Kwong Cheung—owner of the Silver Inn restaurant in Calgary—told Global News how his family invented the Albertan dish called ginger beef. Cheung said his older brother was a trained chef, and upon arriving in Canada, the two of them noticed how much Canadians enjoy eating French fries. They combined this with Albertans’ preference for beef to create their signature ginger beef dish. The goal was to make beef taste like French fries, with ginger beef being crunchy like a good side of fries, as well as being coated in a sweet and tangy sauce similar to ketchup.
Other “Chinese” dishes you’ll only find in Canada and the USA
Along with ginger beef, there are other Canadian Chinese dishes unique to certain parts of Canada.
Newfoundland chow mein is separate from the chow mein dishes you’ll find in other parts of North America, since the maritime dish is mostly cabbage.
Fried Macaroni is a Quebec dish made by stir frying meat, veggies, and macaroni pasta in soy sauce
Thunder Bay is known for its bon bons, which are deep fried ribs that are a popular bar snack
Fortune cookies are also a North American-inspired take on Chinese cuisine, which in fact do not come from China at all. If anything, the uniquely shaped treats—which are given to customers at the end of their meals in North American Chinese restaurants, and contain small slips of paper with an optimistic “fortune” written on them—come from Japanese culture. Going back to 19th century Kyoto is a sesame-miso cracker called tsujiura senbei, which also contained small paper fortunes. These crackers are thought to have been converted into the sweet, vanilla-flavoured cookies in California, although the exact inventor of fortune cookies is unknown.
The arrival of authentic Chinese cuisine to Canada: Must it replace Canadian Chinese food?
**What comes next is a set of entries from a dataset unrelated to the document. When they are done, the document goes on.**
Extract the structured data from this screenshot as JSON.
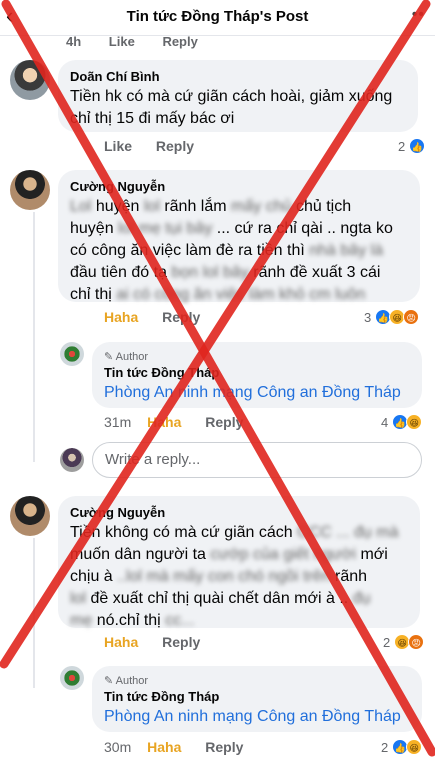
{
  "header": {
    "title": "Tin tức Đồng Tháp's Post",
    "back_icon": "‹",
    "more_icon": "••"
  },
  "previous_comment": {
    "time": "4h",
    "like": "Like",
    "reply": "Reply"
  },
  "comments": [
    {
      "name": "Doãn Chí Bình",
      "text_line1": "Tiền hk có mà cứ giãn cách hoài, giảm xuống",
      "text_line2": "chỉ thị 15 đi mấy bác ơi",
      "like": "Like",
      "reply": "Reply",
      "reaction_count": "2"
    },
    {
      "name": "Cường Nguyễn",
      "line1_a": "Lol",
      "line1_b": "huyện",
      "line1_c": "lol",
      "line1_d": "rãnh lắm",
      "line1_e": "mấy chủ",
      "line1_f": "chủ tịch",
      "line2_a": "huyện",
      "line2_b": "lol mẹ tụi bây",
      "line2_c": "... cứ ra chỉ qài .. ngta ko",
      "line3_a": "có công ăn việc làm đè ra tiền thì",
      "line3_b": "nhà bây là",
      "line4_a": "đầu tiên đó tạ",
      "line4_b": "bọn lol bây",
      "line4_c": "rãnh đề xuất 3 cái",
      "line5_a": "chỉ thị",
      "line5_b": "ai có công ăn việc làm khỏ cm luôn",
      "haha": "Haha",
      "reply": "Reply",
      "reaction_count": "3"
    },
    {
      "name": "Cường Nguyễn",
      "line1_a": "Tiền không có mà cứ giãn cách",
      "line1_b": "CCC ... đụ mà",
      "line2_a": "muốn dân người ta",
      "line2_b": "cướp của giết người",
      "line2_c": "mới",
      "line3_a": "chịu à",
      "line3_b": "..lol mà mấy con chó ngồi trên",
      "line3_c": "rãnh",
      "line4_a": "lol",
      "line4_b": "đề xuất chỉ thị quài chết dân mới à ..",
      "line4_c": "đụ",
      "line5_a": "mẹ",
      "line5_b": "nó.chỉ thị",
      "line5_c": "cc...",
      "haha": "Haha",
      "reply": "Reply",
      "reaction_count": "2"
    }
  ],
  "author_replies": [
    {
      "tag": "Author",
      "name": "Tin tức Đồng Tháp",
      "text": "Phòng An ninh mạng Công an Đồng Tháp",
      "time": "31m",
      "haha": "Haha",
      "reply": "Reply",
      "reaction_count": "4"
    },
    {
      "tag": "Author",
      "name": "Tin tức Đồng Tháp",
      "text": "Phòng An ninh mạng Công an Đồng Tháp",
      "time": "30m",
      "haha": "Haha",
      "reply": "Reply",
      "reaction_count": "2"
    }
  ],
  "reply_box": {
    "placeholder": "Write a reply..."
  },
  "colors": {
    "overlay_x": "#e0261f",
    "link": "#216fdb",
    "haha": "#e8a422"
  },
  "icons": {
    "author": "pencil-icon",
    "like": "like-icon",
    "haha": "haha-icon",
    "angry": "angry-icon"
  }
}
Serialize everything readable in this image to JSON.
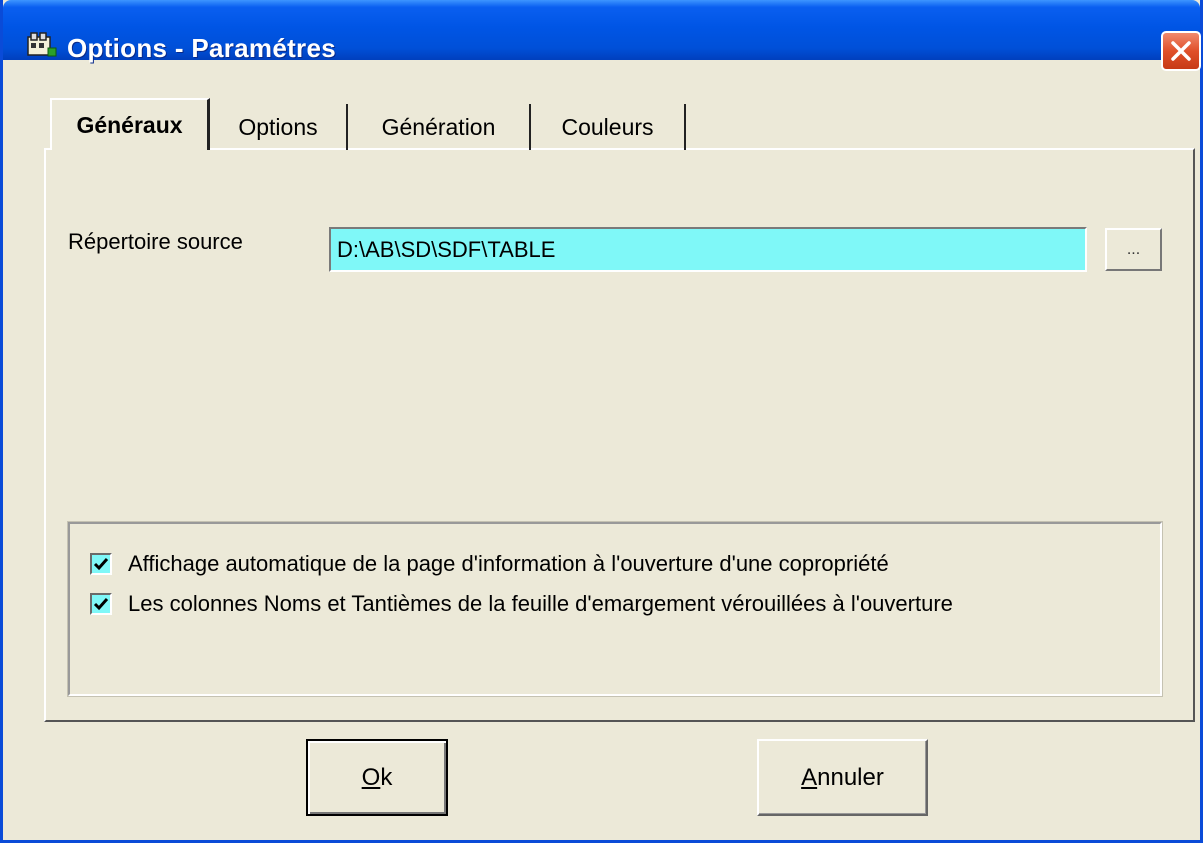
{
  "window": {
    "title": "Options - Paramétres",
    "icon": "app-icon",
    "close_icon": "close-icon"
  },
  "tabs": [
    {
      "label": "Généraux",
      "active": true
    },
    {
      "label": "Options",
      "active": false
    },
    {
      "label": "Génération",
      "active": false
    },
    {
      "label": "Couleurs",
      "active": false
    }
  ],
  "source": {
    "label": "Répertoire source",
    "value": "D:\\AB\\SD\\SDF\\TABLE",
    "browse_label": "..."
  },
  "checkboxes": [
    {
      "label": "Affichage automatique de la page d'information à l'ouverture d'une copropriété",
      "checked": true
    },
    {
      "label": "Les colonnes Noms et Tantièmes de la feuille d'emargement vérouillées à l'ouverture",
      "checked": true
    }
  ],
  "buttons": {
    "ok_first": "O",
    "ok_rest": "k",
    "cancel_first": "A",
    "cancel_rest": "nnuler"
  },
  "colors": {
    "titlebar": "#0055e5",
    "input_bg": "#7ff8f8",
    "face": "#ece9d8"
  }
}
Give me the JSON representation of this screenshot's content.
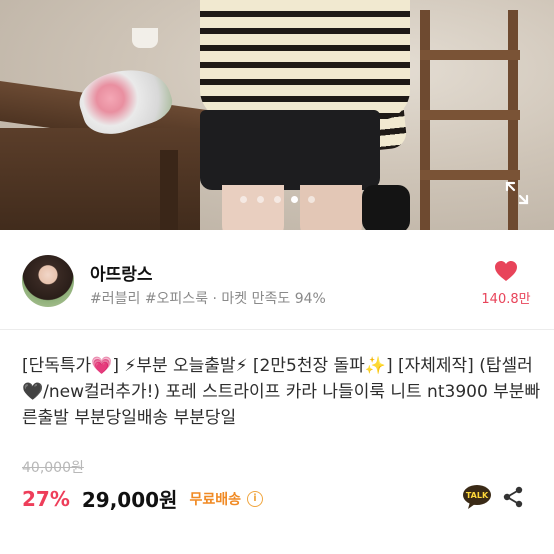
{
  "gallery": {
    "image_icon": "product-photo",
    "slide_count": 5,
    "active_slide": 4,
    "expand_icon": "expand-icon"
  },
  "seller": {
    "name": "아뜨랑스",
    "meta": "#러블리 #오피스룩 · 마켓 만족도 94%",
    "like_icon": "heart-icon",
    "like_count": "140.8만"
  },
  "product": {
    "title": "[단독특가💗] ⚡부분 오늘출발⚡ [2만5천장 돌파✨] [자체제작] (탑셀러🖤/new컬러추가!) 포레 스트라이프 카라 나들이룩 니트 nt3900 부분빠른출발 부분당일배송 부분당일",
    "original_price": "40,000원",
    "discount": "27%",
    "price": "29,000원",
    "shipping": "무료배송",
    "shipping_info_icon": "info-icon",
    "talk_label": "TALK",
    "share_icon": "share-icon"
  },
  "colors": {
    "accent_red": "#ee3e5a",
    "heart": "#e8445a",
    "shipping_orange": "#f08a24",
    "talk_yellow": "#3a2a16"
  }
}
According to The Canadian Encyclopedia, the 1980s-1990 is when big cities such as Toronto and Vancouver received large amounts of Chinese immigrants, many of whom were wealthy, educated, and wanted foods that truly reminded them of home. Chinatowns erupted with restaurants selling dim sum, wonton, and Cantonese-style barbecue. In time, these authentic Chinese dishes became just as much a mainstay in Canada as the locally invented foods such as orange chicken and ginger beef.
Despite its rich history, Canadian Chinese food has been derided by food critics who see it as little more than a fake knockoff of the real deal, as covered in this CBC article. However, the writer of that article, Kathrynn Mannie, disagrees with this idea, believing her family survived in Canada in part because their skill of creating Chinese-Canadian fusion dishes helped them overcome the severe prejudice immigrants were faced with.
As she wrote for CBC, “Western-Chinese cuisine emerged in an environment of anti-Chinese racism, segregation and federal exclusion. The cuisine served as an ambassador between the two cultures — because despite not wanting us in Canada, our food was just that good.”